I wasn’t pleased with what my son did, but I wasn’t angry at him. It seemed to me that he was angry enough at himself. He knew that he’d done an irresponsible and offensive act, although he did so foolishly and entirely without malice. He also felt very keenly that what he had done might diminish him in the eyes of people he respects and whose respect he desires.
Indeed, I was quite pleased that he was upset and able to identify his own wrongdoing, rather than arrogant and dismissive. He could have gone the other route: “It’s just a book, and people who believe in it are stupid, and I should be able to rip up a book if I want, etc.” That he didn’t, that he immediately realized he’d made a mistake, was a comforting reminder that my son is a fundamentally good person, who is simply a long way from maturity. He is not, thank goodness, a punk or a sociopath. A good (not angry or accusatory) talk about decency and respect, a total media blackout for two days, and a rather pleasant evening for him at a church youth group (he wants to go back) were, to my mind, entirely sufficient responses.
What was really interesting — and here we’re back at my whole obsession with McQueary and a society that passes the back and practices moral relativism — was the response from a liberal friend of mine. Rather than acknowledging that my son had done something wrong, his ire was all focused on the old man who had handed out Bibles.
“That’s illegal.” ”
No, it’s not. He wasn’t on school property, and he wasn’t handing out anything that is illegal or that is prohibited to minors, such as drugs, alcohol, cigarettes or pornography.”
“Well, it ought to be illegal. You can’t just hand out Bibles to people.”
“Um, actually, a little thing called the First Amendment says you can.”
He was shocked.
My friend’s next challenge was that handing out a Bible to school children was entrapment.
“That man was trying to entrap children.

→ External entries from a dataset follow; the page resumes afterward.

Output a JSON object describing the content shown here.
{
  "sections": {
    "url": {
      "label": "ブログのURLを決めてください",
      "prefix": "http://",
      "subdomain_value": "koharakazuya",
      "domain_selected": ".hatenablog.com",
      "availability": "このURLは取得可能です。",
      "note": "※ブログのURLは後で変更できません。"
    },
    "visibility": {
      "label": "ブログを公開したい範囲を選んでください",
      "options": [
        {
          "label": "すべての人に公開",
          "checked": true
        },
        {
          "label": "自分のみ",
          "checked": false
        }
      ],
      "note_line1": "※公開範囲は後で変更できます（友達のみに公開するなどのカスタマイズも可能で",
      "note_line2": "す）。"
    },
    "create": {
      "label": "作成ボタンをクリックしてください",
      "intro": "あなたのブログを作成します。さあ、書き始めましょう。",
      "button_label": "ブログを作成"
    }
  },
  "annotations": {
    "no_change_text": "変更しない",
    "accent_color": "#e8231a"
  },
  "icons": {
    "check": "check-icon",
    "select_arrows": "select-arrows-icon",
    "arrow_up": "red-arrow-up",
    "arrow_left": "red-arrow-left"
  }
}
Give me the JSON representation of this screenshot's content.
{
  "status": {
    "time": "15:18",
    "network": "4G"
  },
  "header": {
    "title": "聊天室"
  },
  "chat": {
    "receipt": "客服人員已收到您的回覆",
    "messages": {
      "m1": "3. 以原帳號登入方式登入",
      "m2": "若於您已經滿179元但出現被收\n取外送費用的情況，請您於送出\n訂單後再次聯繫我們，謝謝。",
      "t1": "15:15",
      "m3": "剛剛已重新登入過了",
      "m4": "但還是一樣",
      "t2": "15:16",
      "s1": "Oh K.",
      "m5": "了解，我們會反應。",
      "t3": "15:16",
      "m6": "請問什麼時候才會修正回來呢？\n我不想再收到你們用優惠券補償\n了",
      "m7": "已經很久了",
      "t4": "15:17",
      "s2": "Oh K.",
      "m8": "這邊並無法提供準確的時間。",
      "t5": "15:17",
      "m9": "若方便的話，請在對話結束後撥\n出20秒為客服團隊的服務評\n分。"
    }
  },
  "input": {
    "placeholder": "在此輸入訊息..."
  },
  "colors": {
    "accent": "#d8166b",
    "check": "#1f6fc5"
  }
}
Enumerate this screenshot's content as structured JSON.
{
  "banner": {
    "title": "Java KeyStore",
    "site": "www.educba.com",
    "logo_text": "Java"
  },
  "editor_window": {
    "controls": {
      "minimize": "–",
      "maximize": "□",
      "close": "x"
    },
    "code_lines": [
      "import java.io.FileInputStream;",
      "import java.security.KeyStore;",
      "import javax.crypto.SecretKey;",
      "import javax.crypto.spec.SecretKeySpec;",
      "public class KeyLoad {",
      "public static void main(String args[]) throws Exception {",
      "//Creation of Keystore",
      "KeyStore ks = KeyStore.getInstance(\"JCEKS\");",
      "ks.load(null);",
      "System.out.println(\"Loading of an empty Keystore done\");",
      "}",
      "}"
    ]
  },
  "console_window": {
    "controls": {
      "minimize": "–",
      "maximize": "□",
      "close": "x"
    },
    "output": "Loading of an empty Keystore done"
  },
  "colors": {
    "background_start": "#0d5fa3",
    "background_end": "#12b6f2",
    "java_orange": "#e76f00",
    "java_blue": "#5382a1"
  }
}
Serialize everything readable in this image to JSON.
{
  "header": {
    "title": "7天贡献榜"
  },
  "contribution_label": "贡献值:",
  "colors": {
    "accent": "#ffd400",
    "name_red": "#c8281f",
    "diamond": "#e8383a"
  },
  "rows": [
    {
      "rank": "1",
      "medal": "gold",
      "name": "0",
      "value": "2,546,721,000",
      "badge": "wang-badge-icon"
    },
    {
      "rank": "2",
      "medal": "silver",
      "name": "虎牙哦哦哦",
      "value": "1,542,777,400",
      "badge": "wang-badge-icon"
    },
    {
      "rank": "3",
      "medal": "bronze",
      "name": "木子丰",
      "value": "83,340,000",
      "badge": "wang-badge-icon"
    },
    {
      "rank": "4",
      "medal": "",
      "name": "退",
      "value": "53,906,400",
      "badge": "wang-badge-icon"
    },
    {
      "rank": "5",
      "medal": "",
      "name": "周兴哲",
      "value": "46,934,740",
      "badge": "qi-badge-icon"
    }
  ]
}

He knew that most of them would throw it away and that boys would play with it. There’s no difference between shredding it and throwing it in the garbage can.”

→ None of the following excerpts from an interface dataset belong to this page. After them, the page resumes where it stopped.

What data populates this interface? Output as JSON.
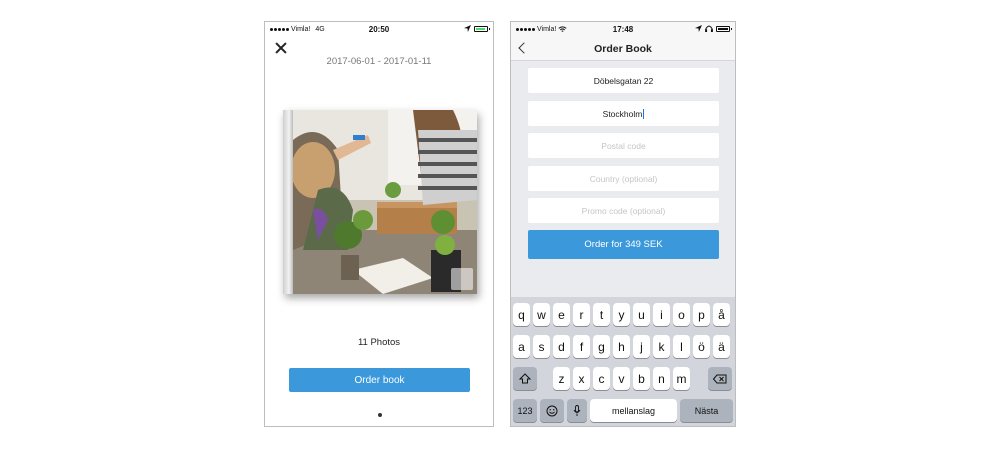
{
  "left_screen": {
    "status": {
      "carrier": "Vimla!",
      "network": "4G",
      "time": "20:50"
    },
    "date_range": "2017-06-01 - 2017-01-11",
    "photo_count": "11 Photos",
    "order_button": "Order book"
  },
  "right_screen": {
    "status": {
      "carrier": "Vimla!",
      "time": "17:48"
    },
    "title": "Order Book",
    "fields": {
      "street": "Döbelsgatan 22",
      "city": "Stockholm",
      "postal_placeholder": "Postal code",
      "country_placeholder": "Country (optional)",
      "promo_placeholder": "Promo code (optional)"
    },
    "order_button": "Order for 349 SEK",
    "keyboard": {
      "row1": [
        "q",
        "w",
        "e",
        "r",
        "t",
        "y",
        "u",
        "i",
        "o",
        "p",
        "å"
      ],
      "row2": [
        "a",
        "s",
        "d",
        "f",
        "g",
        "h",
        "j",
        "k",
        "l",
        "ö",
        "ä"
      ],
      "row3": [
        "z",
        "x",
        "c",
        "v",
        "b",
        "n",
        "m"
      ],
      "numbers_key": "123",
      "space_key": "mellanslag",
      "next_key": "Nästa"
    }
  },
  "colors": {
    "accent": "#3a98db",
    "keyboard_bg": "#d2d5db",
    "battery_green": "#4cd964"
  },
  "icons": [
    "close-icon",
    "expand-icon",
    "back-chevron-icon",
    "location-icon",
    "headphones-icon",
    "wifi-icon",
    "shift-icon",
    "emoji-icon",
    "microphone-icon",
    "backspace-icon"
  ]
}
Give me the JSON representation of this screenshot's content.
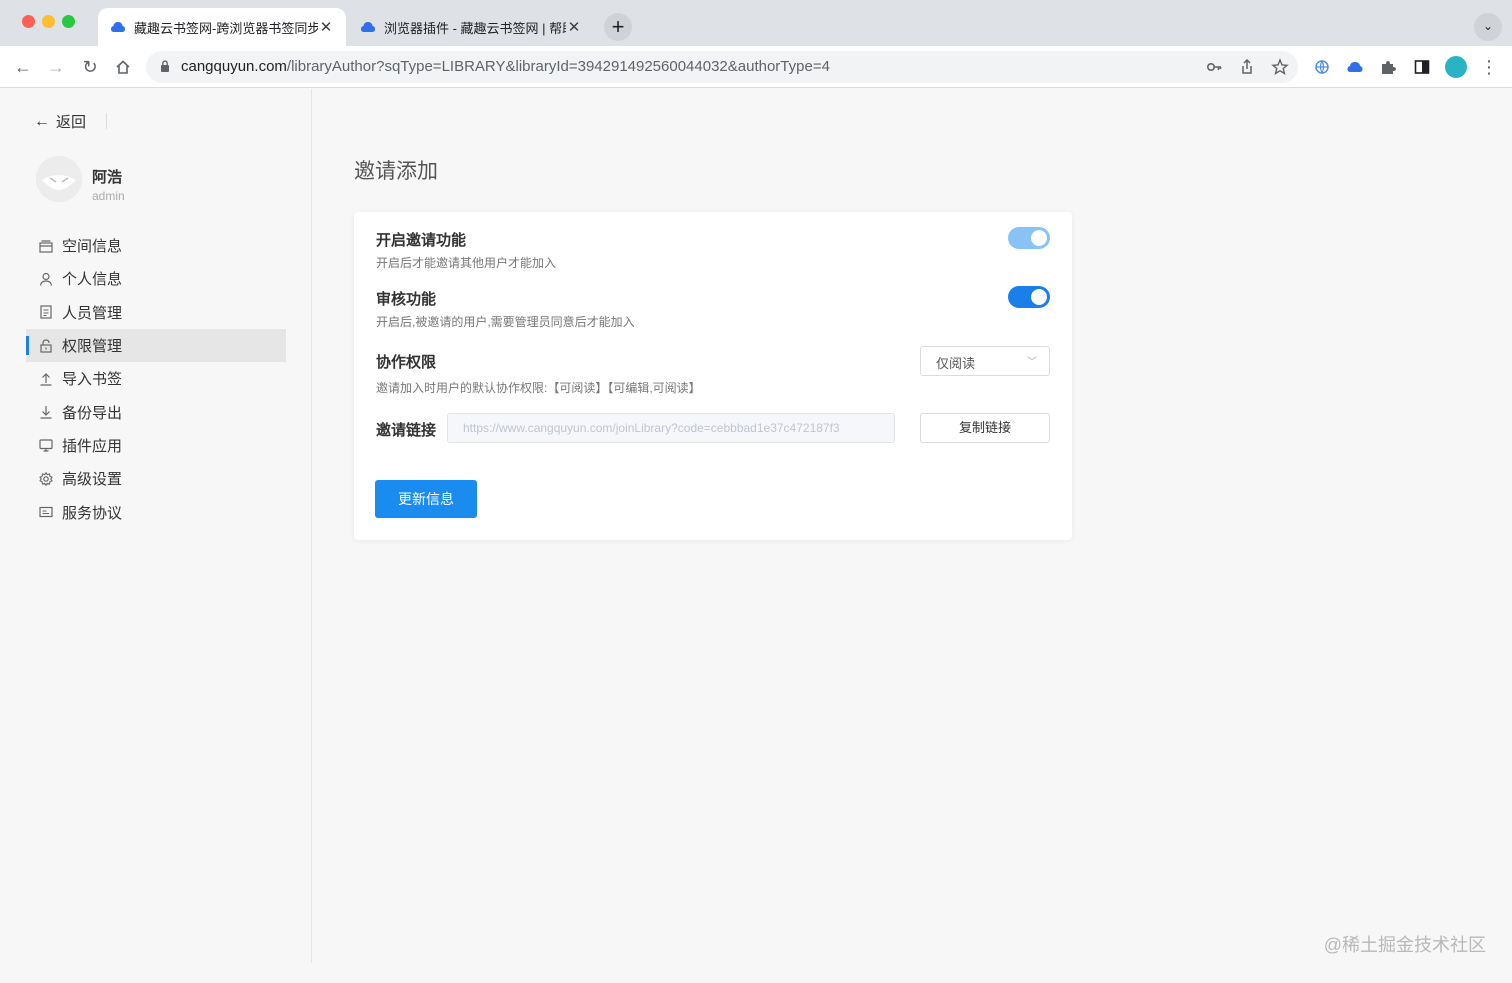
{
  "browser": {
    "tabs": [
      {
        "title": "藏趣云书签网-跨浏览器书签同步",
        "active": true
      },
      {
        "title": "浏览器插件 - 藏趣云书签网 | 帮助",
        "active": false
      }
    ],
    "url_host": "cangquyun.com",
    "url_path": "/libraryAuthor?sqType=LIBRARY&libraryId=394291492560044032&authorType=4"
  },
  "sidebar": {
    "back_label": "返回",
    "user": {
      "name": "阿浩",
      "role": "admin"
    },
    "items": [
      {
        "label": "空间信息",
        "icon": "space-icon",
        "active": false
      },
      {
        "label": "个人信息",
        "icon": "user-icon",
        "active": false
      },
      {
        "label": "人员管理",
        "icon": "document-icon",
        "active": false
      },
      {
        "label": "权限管理",
        "icon": "lock-icon",
        "active": true
      },
      {
        "label": "导入书签",
        "icon": "upload-icon",
        "active": false
      },
      {
        "label": "备份导出",
        "icon": "download-icon",
        "active": false
      },
      {
        "label": "插件应用",
        "icon": "monitor-icon",
        "active": false
      },
      {
        "label": "高级设置",
        "icon": "gear-icon",
        "active": false
      },
      {
        "label": "服务协议",
        "icon": "card-icon",
        "active": false
      }
    ]
  },
  "main": {
    "title": "邀请添加",
    "invite_toggle": {
      "title": "开启邀请功能",
      "desc": "开启后才能邀请其他用户才能加入",
      "on": true
    },
    "review_toggle": {
      "title": "审核功能",
      "desc": "开启后,被邀请的用户,需要管理员同意后才能加入",
      "on": true
    },
    "permission": {
      "title": "协作权限",
      "selected": "仅阅读",
      "desc": "邀请加入时用户的默认协作权限:【可阅读】【可编辑,可阅读】"
    },
    "invite_link": {
      "label": "邀请链接",
      "value": "https://www.cangquyun.com/joinLibrary?code=cebbbad1e37c472187f3",
      "copy_label": "复制链接"
    },
    "submit_label": "更新信息"
  },
  "watermark": "@稀土掘金技术社区",
  "colors": {
    "accent": "#1a8cf0",
    "toggle_light": "#89c2f5",
    "toggle_on": "#1a7fe8"
  }
}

My friend was unconvinced when I pointed out that (a) the fact that many children on the bus were upset shows that treating a Bible with disrespect is not a natural or appropriate act and (b) that there is a difference between respectfully disposing of an unwanted item and deliberately destroying it in public view. Intention matters. And it was because intention matters that I was upset with my son for what he did, but I was neither angry nor perturbed. His intentions weren’t blasphemous. He just wanted candy.
Because issues such as this pop up in one form or another quite often when you have parents, you can see why I think long and hard about the messages we send our kids when it comes to right and wrong, and about responsibility to individuals and to society at large.
What do you all think, whether about my parenting decisions, about my McQueary tie-in, about societal messages, or anything else this post might have brought to mind?